  16. I bought a brand new Dell Inspiron Laptop with Full HD resolution.

    I notice that as the resolution increases, the size of text decreases….On a 15 inch laptop now the size of text on browsers or in general is very very small (windows 8.1)

    Is this some kind of a known fault , why is the font size so small for god’s sake ? This is a very basic requirement when you use a PC , that you want to read things legibly and comfortably !

    Total Rubbish !

    • Just right click the Desktop and hit Screen Resolution, then click “Make text and other items larger or smaller.”

  17. Can someone from the Universal Apps team please comment on if markup extensions are going to be in the Windows 10 paradigm/API? They were in WPF, Silverlight 5, and now in Xamarin.Forms (a non-MSFT technology!), but suspiciously absent in WinRT 8.0 and 8.1. This peculiar absence is why I never got into WinRT and do not consider it a legitimate presentation technology (and according to the rate of adoption of WinRT, I am not alone).

    Along such lines, it would also be nice to know if the Xaml serialization system in Windows 10 has found any parity with its WPF version (and to what degree). For instance, are there XamlServices Load/Save counterparts yet? It’s amazing that so much effort was put into taking this incredible library out of the presentation tier only to be replaced by something vastly inferior.

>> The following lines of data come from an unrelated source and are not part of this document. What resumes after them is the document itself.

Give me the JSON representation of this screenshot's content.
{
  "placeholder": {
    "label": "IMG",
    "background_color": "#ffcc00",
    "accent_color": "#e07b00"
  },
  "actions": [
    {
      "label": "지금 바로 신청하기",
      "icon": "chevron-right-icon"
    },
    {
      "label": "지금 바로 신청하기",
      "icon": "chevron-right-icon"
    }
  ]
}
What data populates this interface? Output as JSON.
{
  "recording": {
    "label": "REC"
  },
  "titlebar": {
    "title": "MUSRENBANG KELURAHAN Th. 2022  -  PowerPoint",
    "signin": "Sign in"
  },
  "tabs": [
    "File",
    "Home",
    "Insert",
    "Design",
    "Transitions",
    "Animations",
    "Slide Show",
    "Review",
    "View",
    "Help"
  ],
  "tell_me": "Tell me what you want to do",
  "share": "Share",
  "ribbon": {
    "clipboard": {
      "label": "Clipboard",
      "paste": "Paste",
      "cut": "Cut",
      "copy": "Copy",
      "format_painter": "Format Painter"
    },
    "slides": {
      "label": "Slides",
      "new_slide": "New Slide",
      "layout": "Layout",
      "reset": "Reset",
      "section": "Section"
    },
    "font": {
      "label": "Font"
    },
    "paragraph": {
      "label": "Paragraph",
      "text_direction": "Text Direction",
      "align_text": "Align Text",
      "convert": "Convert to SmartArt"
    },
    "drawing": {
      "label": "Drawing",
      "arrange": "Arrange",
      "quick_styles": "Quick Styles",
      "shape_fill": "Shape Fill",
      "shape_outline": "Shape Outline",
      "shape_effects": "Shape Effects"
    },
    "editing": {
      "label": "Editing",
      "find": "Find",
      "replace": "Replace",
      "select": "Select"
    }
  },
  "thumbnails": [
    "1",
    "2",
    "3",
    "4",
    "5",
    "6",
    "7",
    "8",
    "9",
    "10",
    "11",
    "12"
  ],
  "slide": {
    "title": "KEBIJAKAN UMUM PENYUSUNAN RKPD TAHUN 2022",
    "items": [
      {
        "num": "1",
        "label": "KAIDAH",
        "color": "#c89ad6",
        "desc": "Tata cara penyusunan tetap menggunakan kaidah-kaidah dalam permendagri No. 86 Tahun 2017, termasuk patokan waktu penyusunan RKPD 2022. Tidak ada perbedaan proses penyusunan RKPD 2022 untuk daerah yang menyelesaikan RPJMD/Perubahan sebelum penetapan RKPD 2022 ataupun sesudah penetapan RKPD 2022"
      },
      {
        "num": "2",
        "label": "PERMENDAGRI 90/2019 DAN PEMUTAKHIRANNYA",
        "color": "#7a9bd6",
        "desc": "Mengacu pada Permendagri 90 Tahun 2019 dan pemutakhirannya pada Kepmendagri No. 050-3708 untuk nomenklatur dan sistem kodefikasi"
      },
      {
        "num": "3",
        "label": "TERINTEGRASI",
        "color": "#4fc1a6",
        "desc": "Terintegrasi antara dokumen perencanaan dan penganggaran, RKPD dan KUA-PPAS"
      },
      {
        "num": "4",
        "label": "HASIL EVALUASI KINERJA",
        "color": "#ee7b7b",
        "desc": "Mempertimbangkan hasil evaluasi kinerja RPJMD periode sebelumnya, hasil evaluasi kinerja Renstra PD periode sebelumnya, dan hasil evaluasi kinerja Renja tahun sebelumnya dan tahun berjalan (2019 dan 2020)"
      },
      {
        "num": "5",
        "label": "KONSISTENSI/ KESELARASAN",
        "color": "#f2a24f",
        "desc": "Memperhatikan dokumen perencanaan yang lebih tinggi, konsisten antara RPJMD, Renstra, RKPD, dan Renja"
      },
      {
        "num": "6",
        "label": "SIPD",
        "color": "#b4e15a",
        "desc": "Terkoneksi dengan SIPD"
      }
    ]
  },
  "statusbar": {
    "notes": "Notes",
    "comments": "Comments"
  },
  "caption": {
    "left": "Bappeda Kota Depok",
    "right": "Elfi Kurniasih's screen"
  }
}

    I do have to say that the vision described here is very encouraging and interesting. If we now have markup extensions (and a bonafide Xaml serialization system) to use along with all of this potential, it will be great to develop Windows applications again.

    Otherwise, we’ll just have to stick with Xamarin.Forms as it currently understands Xaml better than MSFT. And that would be sad… very sad. 😛

  18. The new windows 10 UAP can be run in windows 8.1 and windows phone 8.1 or just for windows 10 ?

  19. Windows 10 looks rather promising so far, especially with this Universal Apps platform. Hopefully it can give your Microsoft Mobil Lumia Windows smartphone line a much needed boost by attracting more third party apps to your phones. With all due respect, your phones are excellent in the design, quality, and performance departments. But the mobile appstore…not so much. It’s subpar compared to the iOS and Android platforms if we’re being honest.

    But it appears you guys are looking to fix this, at least so it seems. I certainly hope so. Your mobile division makes high quality smartphones, it’d be nice if they have superior app support going forward,especially to make the higher-cost, more premium Lumia devices more viable purchases.

    • I think that developers who would like to take advantages of the Windows platform will be able to extend their existing web sites, now apps, by using platform specific APIs accessible via JavaScript. Some APIs will only by accessible if the user gives an app a permission to access these APIs.